When there was no official reporting date set, Skura was going to remain in Charlotte and his wife was going to be induced at the end of July. But the NFL and the players' union struck a deal on July 24, meaning Skura had four days to get to the Ravens.

Emma switched to her doctor in Baltimore and delayed her induction four days. With the help of Emma's sister, they loaded up three cars and made only one stop in traveling through three states.

"Definitely not recommended," Matt Skura said. "Emma is a road warrior."

He described the risk of playing during the pandemic as "pretty minimal" after seeing the lengths the Ravens have gone to ensure the safety of everyone in the organization. There are hand-sanitizing stations everywhere. Players get tested every day for the coronavirus and get their temperature checked twice before stepping inside the facility.

Social distancing is enforced, too. Every other locker was removed and plexiglass partitions have been installed between them. In the cafeteria, only one person is allowed to sit at each table. The meeting room for the entire offense is now being used by the offensive linemen. Masks are worn everywhere, including the hot and cold tubs.

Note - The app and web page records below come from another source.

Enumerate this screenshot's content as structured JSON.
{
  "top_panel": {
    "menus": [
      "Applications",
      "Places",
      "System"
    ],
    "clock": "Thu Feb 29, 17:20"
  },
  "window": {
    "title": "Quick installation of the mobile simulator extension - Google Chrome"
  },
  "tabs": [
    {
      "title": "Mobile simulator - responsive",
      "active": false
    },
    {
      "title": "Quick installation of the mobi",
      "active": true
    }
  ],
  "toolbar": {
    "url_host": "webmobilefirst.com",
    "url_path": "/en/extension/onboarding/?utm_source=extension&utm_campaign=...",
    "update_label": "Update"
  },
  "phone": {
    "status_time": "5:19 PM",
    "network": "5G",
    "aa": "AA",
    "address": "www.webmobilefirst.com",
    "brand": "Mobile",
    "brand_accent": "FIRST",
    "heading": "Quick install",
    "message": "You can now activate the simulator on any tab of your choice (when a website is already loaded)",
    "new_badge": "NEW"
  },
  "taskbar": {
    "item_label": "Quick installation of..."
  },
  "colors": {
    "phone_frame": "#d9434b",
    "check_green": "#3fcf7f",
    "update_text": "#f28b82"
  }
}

When Skura gets home, he grabs the 16-ounce sanitizer in his car. He scrubs his elbows, forearms and hands before going inside and holding his infant son.

The Skura family takes the virus seriously. Matt comes from a family of medical professionals (his father is an orthopedic surgeon and his brother is in residency for orthopedic surgery). It also got their attention when a friend's relative died from COVID-19.

"Matt and I have just said we don’t want to play roulette with it," Emma said. "We don’t want to test it. I think it’s just trusting and hoping for the better judgment of others."

If Skura hadn't overcome enough obstacles, he still has to get on the field. Skura started camp on the physically unable to perform list, which was a precautionary move. He already has passed the team's traditionally tough conditioning test, and Ravens coach John Harbaugh referred to Skura's recovery as "remarkable."

The Ravens want to see how Skura is moving before putting him on the field. He tore the ACL, PCL and MCL in his left knee last November when all of defensive end Michael Brockers' 305 pounds rolled into the side of Skura's leg.

It's expected that Skura will get activated sometime in camp.

"This is a really slow ramp-up period anyway, this year, so we have time to do it, and we’re going to bring him along," Harbaugh said. "But he’s still right on schedule."

Harbaugh said he believes Skura had established himself as one of the better centers in the NFL last season. Offensive coordinator Greg Roman commended Skura for getting bigger and stronger last season and raved about how Skura's understanding of the game helped keep the league's highest-scoring offense on the same page.

When he suits up again, Skura will compete against Patrick Mekari and Bradley Bozeman as he looks to start his third straight season at center. If he can reach that same level as last year, Skura will think about the unexpected family road trip that got him back to that point.

"It’s like the story of 2020," Skura said. "Its unpredictability and the crazy situations. If you can think of them, they’re going to happen."